=== INPUT FOR THIS TASK ===
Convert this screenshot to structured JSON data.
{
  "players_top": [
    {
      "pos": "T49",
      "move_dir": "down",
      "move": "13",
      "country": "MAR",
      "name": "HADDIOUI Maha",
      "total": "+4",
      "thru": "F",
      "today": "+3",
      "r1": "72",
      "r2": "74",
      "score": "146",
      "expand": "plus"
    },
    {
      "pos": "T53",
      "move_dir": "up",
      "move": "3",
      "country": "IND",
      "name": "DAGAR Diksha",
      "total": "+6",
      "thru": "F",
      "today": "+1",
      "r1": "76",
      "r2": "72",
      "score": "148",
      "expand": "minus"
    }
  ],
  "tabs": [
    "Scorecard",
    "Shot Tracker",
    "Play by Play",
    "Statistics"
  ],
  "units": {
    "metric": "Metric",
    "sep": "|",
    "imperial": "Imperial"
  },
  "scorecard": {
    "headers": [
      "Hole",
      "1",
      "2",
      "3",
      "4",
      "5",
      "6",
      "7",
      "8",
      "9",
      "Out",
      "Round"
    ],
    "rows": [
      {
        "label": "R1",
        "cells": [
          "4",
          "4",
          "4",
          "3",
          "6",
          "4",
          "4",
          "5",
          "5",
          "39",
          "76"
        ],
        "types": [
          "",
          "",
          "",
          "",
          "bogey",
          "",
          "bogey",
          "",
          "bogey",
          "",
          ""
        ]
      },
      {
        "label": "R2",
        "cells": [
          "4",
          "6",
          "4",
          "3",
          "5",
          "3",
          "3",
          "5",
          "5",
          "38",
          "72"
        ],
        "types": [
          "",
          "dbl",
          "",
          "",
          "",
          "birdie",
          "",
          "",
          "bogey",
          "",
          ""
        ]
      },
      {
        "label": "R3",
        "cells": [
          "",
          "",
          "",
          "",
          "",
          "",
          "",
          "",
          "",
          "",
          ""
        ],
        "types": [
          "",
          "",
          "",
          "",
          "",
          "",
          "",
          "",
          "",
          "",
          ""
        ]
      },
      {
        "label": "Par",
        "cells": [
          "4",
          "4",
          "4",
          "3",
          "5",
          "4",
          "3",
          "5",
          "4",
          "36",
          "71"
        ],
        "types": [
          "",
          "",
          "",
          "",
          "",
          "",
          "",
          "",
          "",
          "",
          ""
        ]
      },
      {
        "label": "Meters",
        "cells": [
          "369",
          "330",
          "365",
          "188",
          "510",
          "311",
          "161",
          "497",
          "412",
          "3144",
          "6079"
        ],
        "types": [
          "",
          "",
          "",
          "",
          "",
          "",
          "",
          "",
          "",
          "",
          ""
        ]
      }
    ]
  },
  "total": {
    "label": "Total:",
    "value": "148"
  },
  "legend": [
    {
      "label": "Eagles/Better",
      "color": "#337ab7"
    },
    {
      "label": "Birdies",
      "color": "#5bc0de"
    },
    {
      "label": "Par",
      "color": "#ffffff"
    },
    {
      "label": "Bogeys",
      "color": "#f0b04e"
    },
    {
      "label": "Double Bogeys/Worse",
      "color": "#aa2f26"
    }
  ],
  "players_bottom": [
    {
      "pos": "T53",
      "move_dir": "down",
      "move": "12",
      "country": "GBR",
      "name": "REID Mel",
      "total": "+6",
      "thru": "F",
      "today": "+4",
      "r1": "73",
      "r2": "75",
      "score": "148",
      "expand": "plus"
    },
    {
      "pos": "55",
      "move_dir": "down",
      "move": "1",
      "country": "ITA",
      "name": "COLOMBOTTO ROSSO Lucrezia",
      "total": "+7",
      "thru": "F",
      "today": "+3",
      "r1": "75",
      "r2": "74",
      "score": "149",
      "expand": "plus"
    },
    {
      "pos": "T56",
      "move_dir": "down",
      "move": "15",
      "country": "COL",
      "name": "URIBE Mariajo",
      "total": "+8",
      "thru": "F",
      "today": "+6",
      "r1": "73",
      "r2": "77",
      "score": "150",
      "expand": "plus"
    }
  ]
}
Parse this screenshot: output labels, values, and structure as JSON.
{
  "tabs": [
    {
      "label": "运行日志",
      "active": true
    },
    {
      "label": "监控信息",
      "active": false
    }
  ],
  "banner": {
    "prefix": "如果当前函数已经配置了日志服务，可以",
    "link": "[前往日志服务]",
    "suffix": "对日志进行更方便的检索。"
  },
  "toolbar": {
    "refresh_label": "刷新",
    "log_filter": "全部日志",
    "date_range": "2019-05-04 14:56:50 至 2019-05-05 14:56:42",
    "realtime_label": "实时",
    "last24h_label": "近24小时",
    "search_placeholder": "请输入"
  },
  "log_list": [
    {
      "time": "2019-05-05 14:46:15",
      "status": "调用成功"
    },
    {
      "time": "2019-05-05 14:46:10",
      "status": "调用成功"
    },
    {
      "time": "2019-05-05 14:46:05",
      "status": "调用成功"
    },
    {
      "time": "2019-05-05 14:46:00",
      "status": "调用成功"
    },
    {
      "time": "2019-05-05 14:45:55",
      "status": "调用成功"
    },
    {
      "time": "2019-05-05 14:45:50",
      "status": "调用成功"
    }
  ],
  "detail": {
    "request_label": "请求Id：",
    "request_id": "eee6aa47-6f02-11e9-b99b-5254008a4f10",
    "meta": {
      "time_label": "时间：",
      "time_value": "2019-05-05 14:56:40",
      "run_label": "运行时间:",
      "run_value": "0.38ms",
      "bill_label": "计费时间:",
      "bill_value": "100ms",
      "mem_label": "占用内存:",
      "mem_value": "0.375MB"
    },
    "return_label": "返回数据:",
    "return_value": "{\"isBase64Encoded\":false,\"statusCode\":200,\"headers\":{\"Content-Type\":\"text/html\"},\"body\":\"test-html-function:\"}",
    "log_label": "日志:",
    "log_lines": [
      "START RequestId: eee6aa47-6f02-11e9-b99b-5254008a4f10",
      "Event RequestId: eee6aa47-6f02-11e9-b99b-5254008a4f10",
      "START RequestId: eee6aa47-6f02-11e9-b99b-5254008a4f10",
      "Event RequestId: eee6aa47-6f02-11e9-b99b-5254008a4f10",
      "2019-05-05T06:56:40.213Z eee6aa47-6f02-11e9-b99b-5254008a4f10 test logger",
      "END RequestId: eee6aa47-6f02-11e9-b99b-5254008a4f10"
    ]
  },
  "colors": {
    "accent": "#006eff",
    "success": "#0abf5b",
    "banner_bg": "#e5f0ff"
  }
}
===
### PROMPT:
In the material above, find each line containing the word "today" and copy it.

### TASK RESULT:
      "today": "+3",
      "today": "+1",
      "today": "+4",
      "today": "+3",
      "today": "+6",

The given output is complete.